The Salt and Sacrifice team talks about the magic of Soulslike multiplayer communities
by techlowdown ·
Just over a month ago, we ran our first public network test of Salt and Sacrifice. Shane and I had been working on the game for over two years by that point, and our multiplayer tests had usually run small: a handful of folks, mostly the two of us throwing together different builds and making sure the networking didn’t explode.
But as any Soulslike fan will tell you, there’s more to multiplayer than the base functionality. The real fun comes from that special something you get at scale–when communities form, languages develop, and players dueling each other goes from mechanical to straight-up magical.
Shane and I are obviously both long-time Soulslike fans, and knew that particular brand of magic–the hasty alliances with strangers, the odd gestures, the dedication to fashion over function, the new weapon combos and strategies resulting from hours of investment towards different build paths–wasn’t something we’d likely find in the midst of development. Even with hundreds of hours of internal testing, we were still only playing with the same handful of people each time. So this network test, while also a fantastic source of information on balance, flow, matchmaking, and technical issues, was also the very first time we could legitimately engage in online antics with random folks. In other words: finally experience that Soulslike magic we’d been building up to since we started work on the game.
And experience it we did.
After spending these precious few pre-launch weeks alternating between full co-op playthroughs of (mostly) final code, tweaking movesets, drop rates, damage scaling, and the like, we can’t wait to experience this with more people. Salt and Sacrifice builds on Salt and Sanctuary’s style of combat, with a wide variety of attacks, movesets, and air combos, but now including sprinting, sprint attacks, and Runic Arts: special abilities tied to specific weapons. If I get some breathing space in a boss battle, I might launch a few salvos of slow-moving Dancing Spores from my Damp-Rot Stave, then switch to my katana-style Blazebrand, infuse it to deal flame damage over time, and charge into battle. There’s a certain magic to seeing different play styles and loadouts complement each other, where air combos, area of effect attacks, guard-breaking heavy melee, and rapid dagger strikes all work together to cut through enemy hordes.

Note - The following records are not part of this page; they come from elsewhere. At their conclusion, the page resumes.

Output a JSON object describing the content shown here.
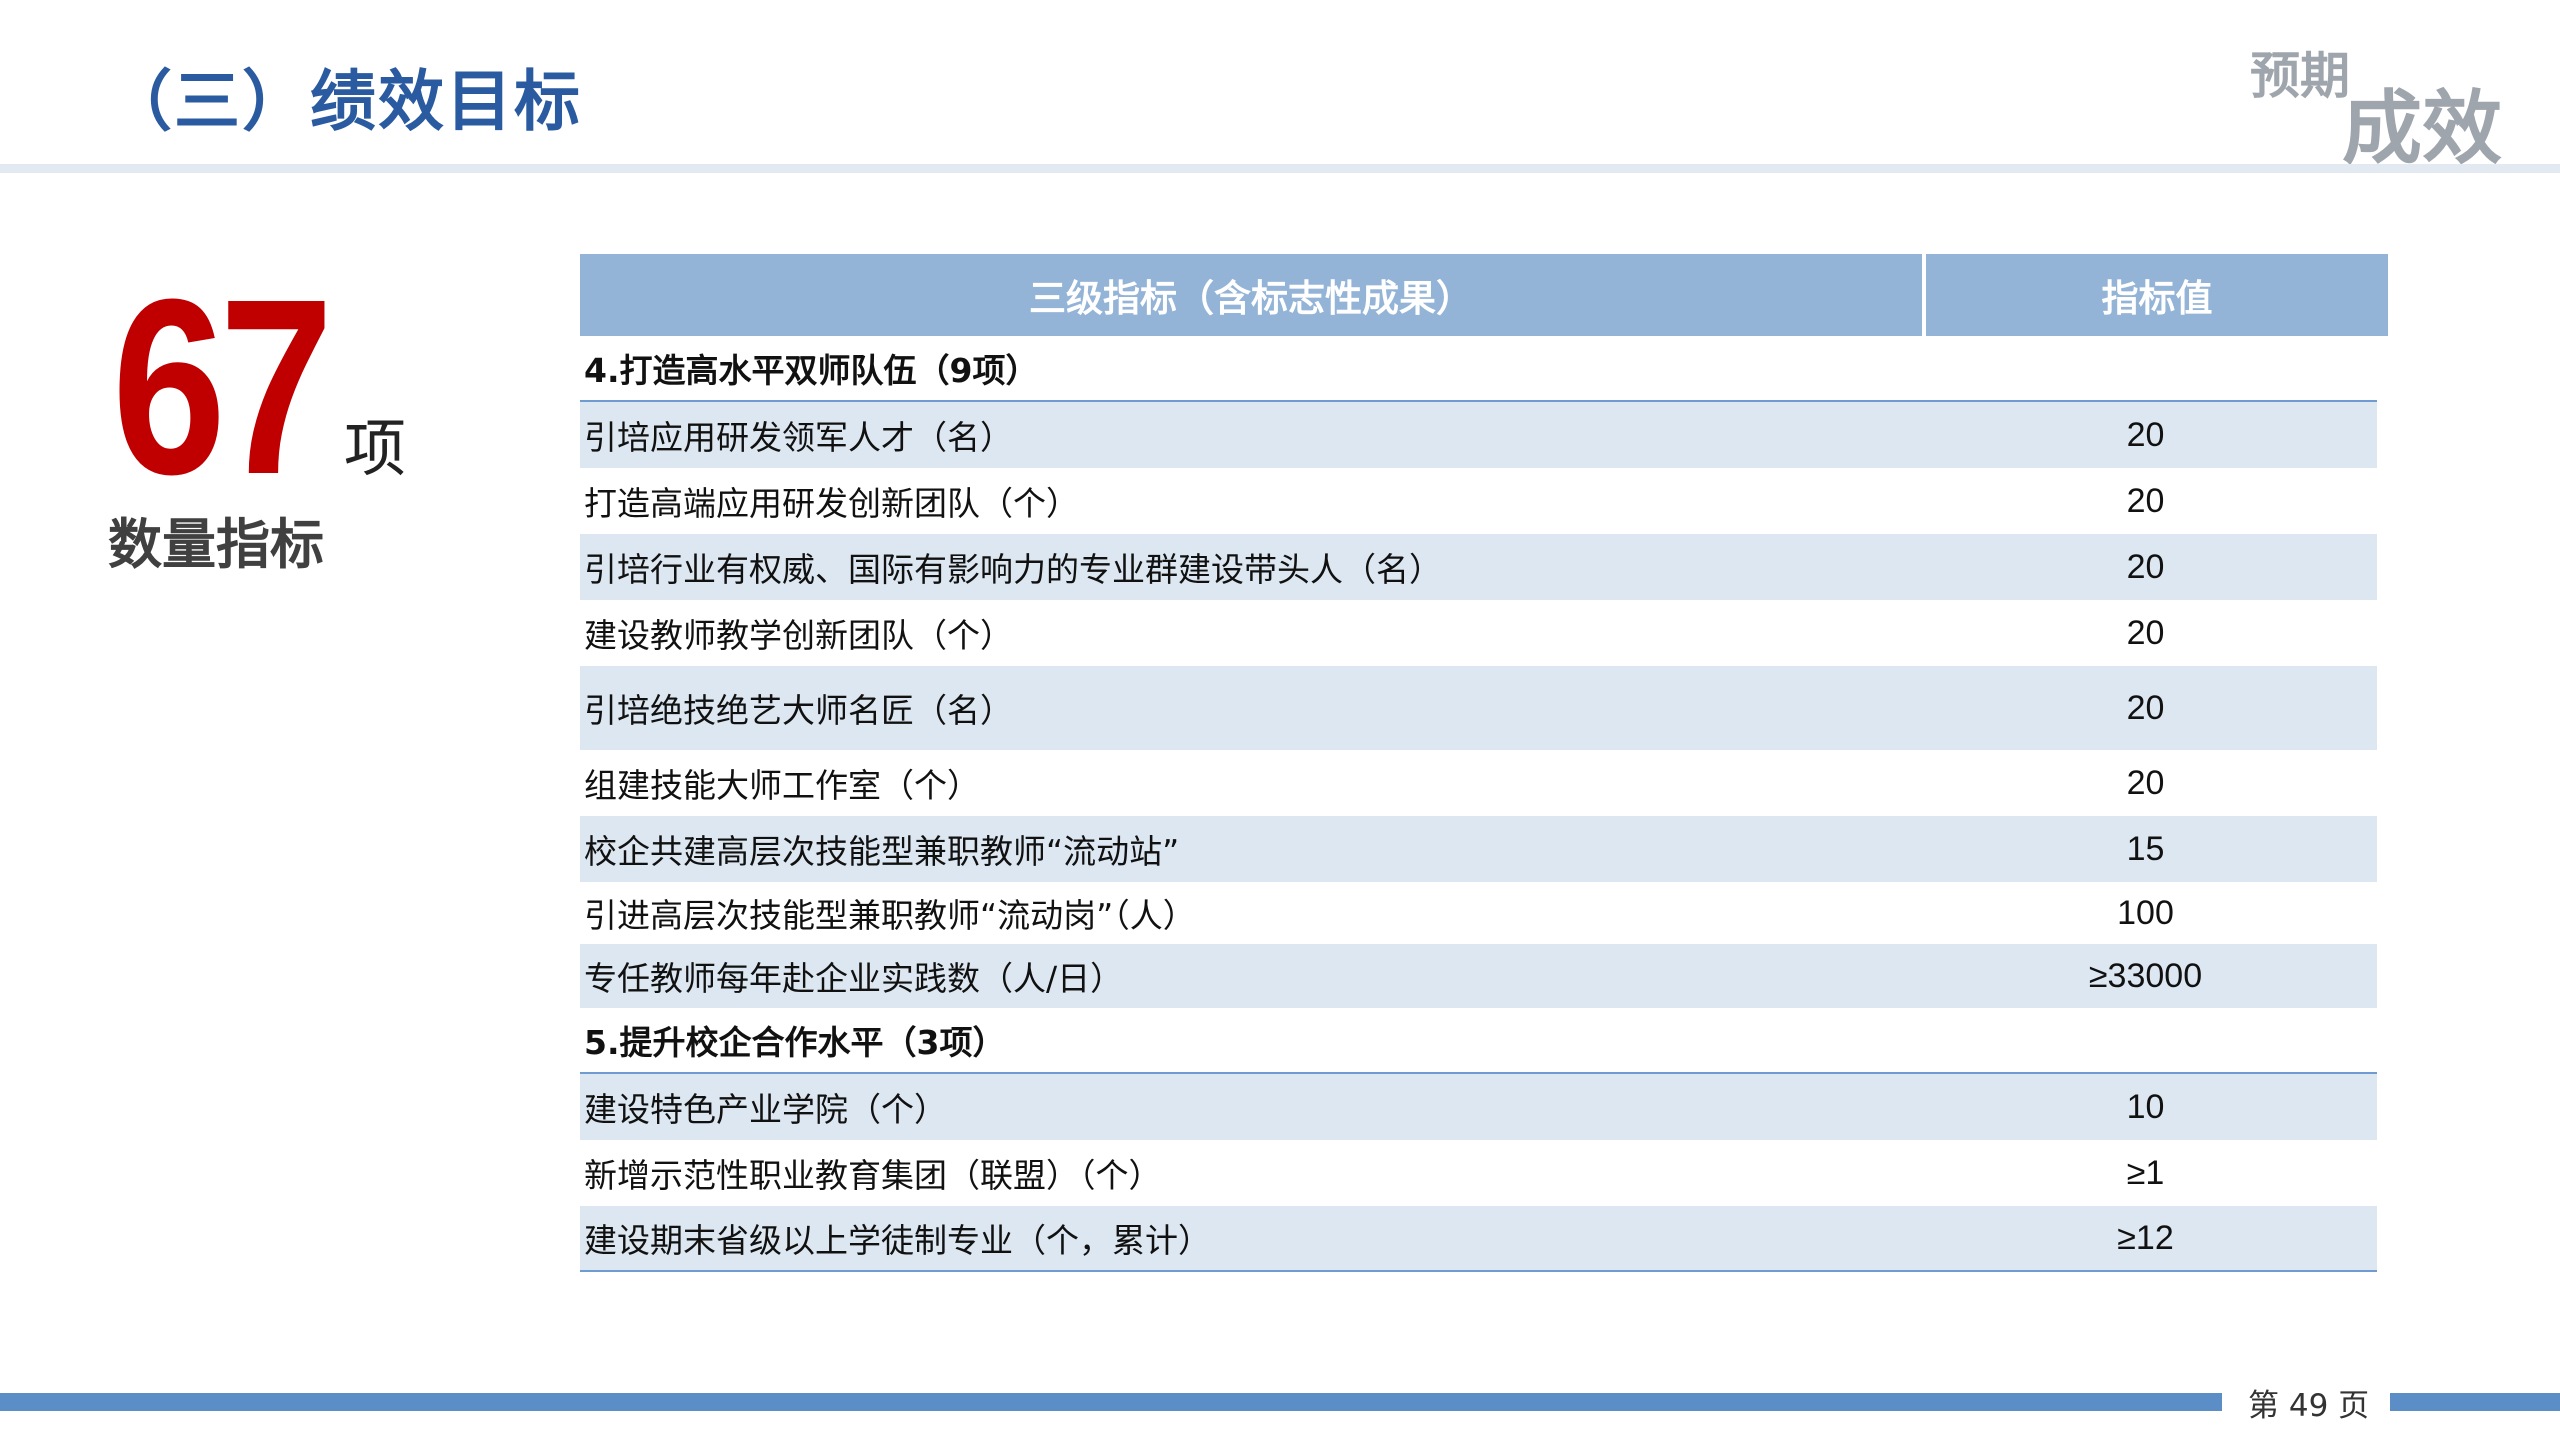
{
  "slide": {
    "title": "（三）绩效目标",
    "logo_line1": "预期",
    "logo_line2": "成效",
    "big_number": "67",
    "unit": "项",
    "count_label": "数量指标",
    "page_number": "第 49 页"
  },
  "table": {
    "headers": [
      "三级指标（含标志性成果）",
      "指标值"
    ],
    "sections": [
      {
        "title": "4.打造高水平双师队伍（9项）",
        "rows": [
          {
            "name": "引培应用研发领军人才（名）",
            "value": "20"
          },
          {
            "name": "打造高端应用研发创新团队（个）",
            "value": "20"
          },
          {
            "name": "引培行业有权威、国际有影响力的专业群建设带头人（名）",
            "value": "20"
          },
          {
            "name": "建设教师教学创新团队（个）",
            "value": "20"
          },
          {
            "name": "引培绝技绝艺大师名匠（名）",
            "value": "20"
          },
          {
            "name": "组建技能大师工作室（个）",
            "value": "20"
          },
          {
            "name": "校企共建高层次技能型兼职教师“流动站”",
            "value": "15"
          },
          {
            "name": "引进高层次技能型兼职教师“流动岗”（人）",
            "value": "100"
          },
          {
            "name": "专任教师每年赴企业实践数（人/日）",
            "value": "≥33000"
          }
        ]
      },
      {
        "title": "5.提升校企合作水平（3项）",
        "rows": [
          {
            "name": "建设特色产业学院（个）",
            "value": "10"
          },
          {
            "name": "新增示范性职业教育集团（联盟）（个）",
            "value": "≥1"
          },
          {
            "name": "建设期末省级以上学徒制专业（个，累计）",
            "value": "≥12"
          }
        ]
      }
    ]
  }
}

Multiplayer in Salt and Sacrifice does include PvP, and when we announced that, a top concern from players was that overpowered griefers would ruin their experience. As Soulslike fans, this is something we heavily relate to. We’ve seen countless online exchanges over invasion mechanics, with one side insisting that it’s part of the game, and the other arguing that it’s just not very fun to get stomped by someone with thousands of hours of experience and a deliberately overpowered PvP build.
Invasions were deliberately more frequent in our network test (because they were, you know, being tested!), but in Salt and Sacrifice, we’re following the standard established in Dark Souls 3: you can only be invaded if you’ve already summoned a friendly ally. We’ve also included a full co-op mode, where you can progress jointly with a friend through the entire game (minus the tutorial). This co-op mode is also exempt from random invasions, unless the two of you summon a third ally.
But hey, if you’re in a dueling mood, you can waive all these invasion requirements by lighting a special item called a red candle; its ominous glow signaling that you don’t mind being invaded, and can be by anyone, at any time. The platforming nature of the game, along with the dynamic and varied combat, means that certain weapon and runic attack combos may be better suited for different types of terrain, and chasing each other through falling hazards and traps is a contest of its own; you may be outmatched, but if you wall jump up a mine shaft, things may not go as well for anyone who follows. Impromptu fight clubs can emerge in all sorts of interesting places throughout the world, and we’re excited to see players take advantage of the wide variety of landscapes in their PvP experience.
Shane and I have been filling the world of Salt and Sacrifice with all sorts of fun things over the last two years. From our expansive game map, to the unique enemies that fill it, to the weapons and armor you’ll loot and craft to overcome them, there’s been a lot of work to do to reach this moment. But it wasn’t until we got to experience it with you–the community–that we finally got a glimpse of the light at the end of the proverbial tunnel.
We’re excited to meet you all in the game, either as fellow Inquisitors or on the field of battle, when it launches tomorrow!